| Given data |

○ ○ ○ ○

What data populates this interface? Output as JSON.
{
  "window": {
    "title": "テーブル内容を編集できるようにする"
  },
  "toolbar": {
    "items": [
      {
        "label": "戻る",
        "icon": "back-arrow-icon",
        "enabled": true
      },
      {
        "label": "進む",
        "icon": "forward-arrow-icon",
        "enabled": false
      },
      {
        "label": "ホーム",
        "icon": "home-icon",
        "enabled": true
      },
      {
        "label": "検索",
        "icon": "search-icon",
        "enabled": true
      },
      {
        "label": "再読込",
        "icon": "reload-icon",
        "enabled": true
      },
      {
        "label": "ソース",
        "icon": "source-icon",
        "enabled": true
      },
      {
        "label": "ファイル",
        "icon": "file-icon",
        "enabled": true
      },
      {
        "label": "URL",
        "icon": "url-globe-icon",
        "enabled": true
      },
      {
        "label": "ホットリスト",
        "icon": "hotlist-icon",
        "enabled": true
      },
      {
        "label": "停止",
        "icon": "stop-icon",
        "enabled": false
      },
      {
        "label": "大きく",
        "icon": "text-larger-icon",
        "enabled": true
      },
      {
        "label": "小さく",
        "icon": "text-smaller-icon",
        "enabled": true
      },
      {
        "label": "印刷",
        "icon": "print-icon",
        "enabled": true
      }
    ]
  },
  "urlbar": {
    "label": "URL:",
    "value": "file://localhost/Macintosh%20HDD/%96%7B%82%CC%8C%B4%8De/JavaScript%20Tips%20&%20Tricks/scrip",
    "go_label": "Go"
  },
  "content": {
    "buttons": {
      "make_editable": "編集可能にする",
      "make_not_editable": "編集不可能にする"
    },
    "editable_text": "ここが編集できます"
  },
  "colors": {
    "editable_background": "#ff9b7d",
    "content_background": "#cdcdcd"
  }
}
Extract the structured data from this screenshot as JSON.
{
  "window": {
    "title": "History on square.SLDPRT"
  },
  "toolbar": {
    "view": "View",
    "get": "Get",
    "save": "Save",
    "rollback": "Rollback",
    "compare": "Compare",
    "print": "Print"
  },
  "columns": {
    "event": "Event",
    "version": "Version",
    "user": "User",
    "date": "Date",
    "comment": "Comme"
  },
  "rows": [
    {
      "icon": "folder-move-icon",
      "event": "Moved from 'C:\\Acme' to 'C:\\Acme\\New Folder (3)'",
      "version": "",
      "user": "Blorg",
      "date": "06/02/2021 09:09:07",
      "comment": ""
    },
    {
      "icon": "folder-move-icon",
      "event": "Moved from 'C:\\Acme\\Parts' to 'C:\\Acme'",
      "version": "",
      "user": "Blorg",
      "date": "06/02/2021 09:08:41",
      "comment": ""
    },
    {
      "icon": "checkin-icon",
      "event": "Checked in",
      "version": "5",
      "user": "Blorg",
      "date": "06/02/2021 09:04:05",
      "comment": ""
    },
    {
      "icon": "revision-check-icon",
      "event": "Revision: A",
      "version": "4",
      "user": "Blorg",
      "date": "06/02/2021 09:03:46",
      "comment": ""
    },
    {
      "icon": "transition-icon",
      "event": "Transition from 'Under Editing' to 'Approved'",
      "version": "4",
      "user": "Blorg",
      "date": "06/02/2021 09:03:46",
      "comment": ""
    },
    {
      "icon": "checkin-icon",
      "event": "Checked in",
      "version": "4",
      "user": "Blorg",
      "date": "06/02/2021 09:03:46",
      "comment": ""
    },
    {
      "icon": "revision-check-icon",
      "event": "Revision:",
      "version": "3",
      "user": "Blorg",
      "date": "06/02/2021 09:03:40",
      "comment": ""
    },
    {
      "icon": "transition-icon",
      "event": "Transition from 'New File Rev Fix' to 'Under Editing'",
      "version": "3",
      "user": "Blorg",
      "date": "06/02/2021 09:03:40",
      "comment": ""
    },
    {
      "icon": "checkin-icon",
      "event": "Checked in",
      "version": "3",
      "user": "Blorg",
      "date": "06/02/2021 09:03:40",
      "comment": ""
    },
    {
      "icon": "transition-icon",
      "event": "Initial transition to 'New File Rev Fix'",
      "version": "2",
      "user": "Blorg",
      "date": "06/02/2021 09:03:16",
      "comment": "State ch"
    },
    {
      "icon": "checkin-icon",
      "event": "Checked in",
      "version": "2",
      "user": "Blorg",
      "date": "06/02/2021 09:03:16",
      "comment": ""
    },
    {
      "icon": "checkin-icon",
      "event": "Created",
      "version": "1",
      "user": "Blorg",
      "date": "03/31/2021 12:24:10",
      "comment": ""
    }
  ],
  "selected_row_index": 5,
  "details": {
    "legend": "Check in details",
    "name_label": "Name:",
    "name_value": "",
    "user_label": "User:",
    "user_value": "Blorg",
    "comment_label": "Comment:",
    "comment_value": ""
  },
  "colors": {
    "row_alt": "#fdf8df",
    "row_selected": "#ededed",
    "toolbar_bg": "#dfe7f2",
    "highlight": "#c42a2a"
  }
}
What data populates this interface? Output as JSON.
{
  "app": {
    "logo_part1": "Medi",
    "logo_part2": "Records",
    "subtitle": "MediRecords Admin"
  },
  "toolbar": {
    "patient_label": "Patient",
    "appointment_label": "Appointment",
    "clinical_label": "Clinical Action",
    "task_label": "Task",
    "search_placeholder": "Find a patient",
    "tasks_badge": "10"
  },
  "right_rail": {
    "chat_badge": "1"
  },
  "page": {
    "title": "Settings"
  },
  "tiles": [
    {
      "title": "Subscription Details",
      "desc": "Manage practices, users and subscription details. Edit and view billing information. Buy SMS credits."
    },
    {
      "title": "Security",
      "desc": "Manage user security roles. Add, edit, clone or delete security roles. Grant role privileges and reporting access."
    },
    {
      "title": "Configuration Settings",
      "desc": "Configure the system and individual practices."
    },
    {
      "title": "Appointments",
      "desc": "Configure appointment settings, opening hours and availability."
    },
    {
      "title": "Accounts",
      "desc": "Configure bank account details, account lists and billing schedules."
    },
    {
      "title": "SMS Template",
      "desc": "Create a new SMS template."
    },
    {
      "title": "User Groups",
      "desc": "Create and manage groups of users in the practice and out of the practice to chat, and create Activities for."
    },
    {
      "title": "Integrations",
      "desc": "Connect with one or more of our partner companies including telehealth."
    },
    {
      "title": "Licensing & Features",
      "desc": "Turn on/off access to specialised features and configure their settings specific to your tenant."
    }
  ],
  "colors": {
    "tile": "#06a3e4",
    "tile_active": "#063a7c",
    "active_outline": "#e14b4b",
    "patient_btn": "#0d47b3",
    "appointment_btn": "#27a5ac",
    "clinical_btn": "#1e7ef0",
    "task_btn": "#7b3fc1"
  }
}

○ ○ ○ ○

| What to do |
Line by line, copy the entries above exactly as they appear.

| Answer section |
What data populates this interface? Output as JSON.
{
  "window": {
    "title": "テーブル内容を編集できるようにする"
  },
  "toolbar": {
    "items": [
      {
        "label": "戻る",
        "icon": "back-arrow-icon",
        "enabled": true
      },
      {
        "label": "進む",
        "icon": "forward-arrow-icon",
        "enabled": false
      },
      {
        "label": "ホーム",
        "icon": "home-icon",
        "enabled": true
      },
      {
        "label": "検索",
        "icon": "search-icon",
        "enabled": true
      },
      {
        "label": "再読込",
        "icon": "reload-icon",
        "enabled": true
      },
      {
        "label": "ソース",
        "icon": "source-icon",
        "enabled": true
      },
      {
        "label": "ファイル",
        "icon": "file-icon",
        "enabled": true
      },
      {
        "label": "URL",
        "icon": "url-globe-icon",
        "enabled": true
      },
      {
        "label": "ホットリスト",
        "icon": "hotlist-icon",
        "enabled": true
      },
      {
        "label": "停止",
        "icon": "stop-icon",
        "enabled": false
      },
      {
        "label": "大きく",
        "icon": "text-larger-icon",
        "enabled": true
      },
      {
        "label": "小さく",
        "icon": "text-smaller-icon",
        "enabled": true
      },
      {
        "label": "印刷",
        "icon": "print-icon",
        "enabled": true
      }
    ]
  },
  "urlbar": {
    "label": "URL:",
    "value": "file://localhost/Macintosh%20HDD/%96%7B%82%CC%8C%B4%8De/JavaScript%20Tips%20&%20Tricks/scrip",
    "go_label": "Go"
  },
  "content": {
    "buttons": {
      "make_editable": "編集可能にする",
      "make_not_editable": "編集不可能にする"
    },
    "editable_text": "ここが編集できます"
  },
  "colors": {
    "editable_background": "#ff9b7d",
    "content_background": "#cdcdcd"
  }
}
Extract the structured data from this screenshot as JSON.
{
  "window": {
    "title": "History on square.SLDPRT"
  },
  "toolbar": {
    "view": "View",
    "get": "Get",
    "save": "Save",
    "rollback": "Rollback",
    "compare": "Compare",
    "print": "Print"
  },
  "columns": {
    "event": "Event",
    "version": "Version",
    "user": "User",
    "date": "Date",
    "comment": "Comme"
  },
  "rows": [
    {
      "icon": "folder-move-icon",
      "event": "Moved from 'C:\\Acme' to 'C:\\Acme\\New Folder (3)'",
      "version": "",
      "user": "Blorg",
      "date": "06/02/2021 09:09:07",
      "comment": ""
    },
    {
      "icon": "folder-move-icon",
      "event": "Moved from 'C:\\Acme\\Parts' to 'C:\\Acme'",
      "version": "",
      "user": "Blorg",
      "date": "06/02/2021 09:08:41",
      "comment": ""
    },
    {
      "icon": "checkin-icon",
      "event": "Checked in",
      "version": "5",
      "user": "Blorg",
      "date": "06/02/2021 09:04:05",
      "comment": ""
    },
    {
      "icon": "revision-check-icon",
      "event": "Revision: A",
      "version": "4",
      "user": "Blorg",
      "date": "06/02/2021 09:03:46",
      "comment": ""
    },
    {
      "icon": "transition-icon",
      "event": "Transition from 'Under Editing' to 'Approved'",
      "version": "4",
      "user": "Blorg",
      "date": "06/02/2021 09:03:46",
      "comment": ""
    },
    {
      "icon": "checkin-icon",
      "event": "Checked in",
      "version": "4",
      "user": "Blorg",
      "date": "06/02/2021 09:03:46",
      "comment": ""
    },
    {
      "icon": "revision-check-icon",
      "event": "Revision:",
      "version": "3",
      "user": "Blorg",
      "date": "06/02/2021 09:03:40",
      "comment": ""
    },
    {
      "icon": "transition-icon",
      "event": "Transition from 'New File Rev Fix' to 'Under Editing'",
      "version": "3",
      "user": "Blorg",
      "date": "06/02/2021 09:03:40",
      "comment": ""
    },
    {
      "icon": "checkin-icon",
      "event": "Checked in",
      "version": "3",
      "user": "Blorg",
      "date": "06/02/2021 09:03:40",
      "comment": ""
    },
    {
      "icon": "transition-icon",
      "event": "Initial transition to 'New File Rev Fix'",
      "version": "2",
      "user": "Blorg",
      "date": "06/02/2021 09:03:16",
      "comment": "State ch"
    },
    {
      "icon": "checkin-icon",
      "event": "Checked in",
      "version": "2",
      "user": "Blorg",
      "date": "06/02/2021 09:03:16",
      "comment": ""
    },
    {
      "icon": "checkin-icon",
      "event": "Created",
      "version": "1",
      "user": "Blorg",
      "date": "03/31/2021 12:24:10",
      "comment": ""
    }
  ],
  "selected_row_index": 5,
  "details": {
    "legend": "Check in details",
    "name_label": "Name:",
    "name_value": "",
    "user_label": "User:",
    "user_value": "Blorg",
    "comment_label": "Comment:",
    "comment_value": ""
  },
  "colors": {
    "row_alt": "#fdf8df",
    "row_selected": "#ededed",
    "toolbar_bg": "#dfe7f2",
    "highlight": "#c42a2a"
  }
}
What data populates this interface? Output as JSON.
{
  "app": {
    "logo_part1": "Medi",
    "logo_part2": "Records",
    "subtitle": "MediRecords Admin"
  },
  "toolbar": {
    "patient_label": "Patient",
    "appointment_label": "Appointment",
    "clinical_label": "Clinical Action",
    "task_label": "Task",
    "search_placeholder": "Find a patient",
    "tasks_badge": "10"
  },
  "right_rail": {
    "chat_badge": "1"
  },
  "page": {
    "title": "Settings"
  },
  "tiles": [
    {
      "title": "Subscription Details",
      "desc": "Manage practices, users and subscription details. Edit and view billing information. Buy SMS credits."
    },
    {
      "title": "Security",
      "desc": "Manage user security roles. Add, edit, clone or delete security roles. Grant role privileges and reporting access."
    },
    {
      "title": "Configuration Settings",
      "desc": "Configure the system and individual practices."
    },
    {
      "title": "Appointments",
      "desc": "Configure appointment settings, opening hours and availability."
    },
    {
      "title": "Accounts",
      "desc": "Configure bank account details, account lists and billing schedules."
    },
    {
      "title": "SMS Template",
      "desc": "Create a new SMS template."
    },
    {
      "title": "User Groups",
      "desc": "Create and manage groups of users in the practice and out of the practice to chat, and create Activities for."
    },
    {
      "title": "Integrations",
      "desc": "Connect with one or more of our partner companies including telehealth."
    },
    {
      "title": "Licensing & Features",
      "desc": "Turn on/off access to specialised features and configure their settings specific to your tenant."
    }
  ],
  "colors": {
    "tile": "#06a3e4",
    "tile_active": "#063a7c",
    "active_outline": "#e14b4b",
    "patient_btn": "#0d47b3",
    "appointment_btn": "#27a5ac",
    "clinical_btn": "#1e7ef0",
    "task_btn": "#7b3fc1"
  }
}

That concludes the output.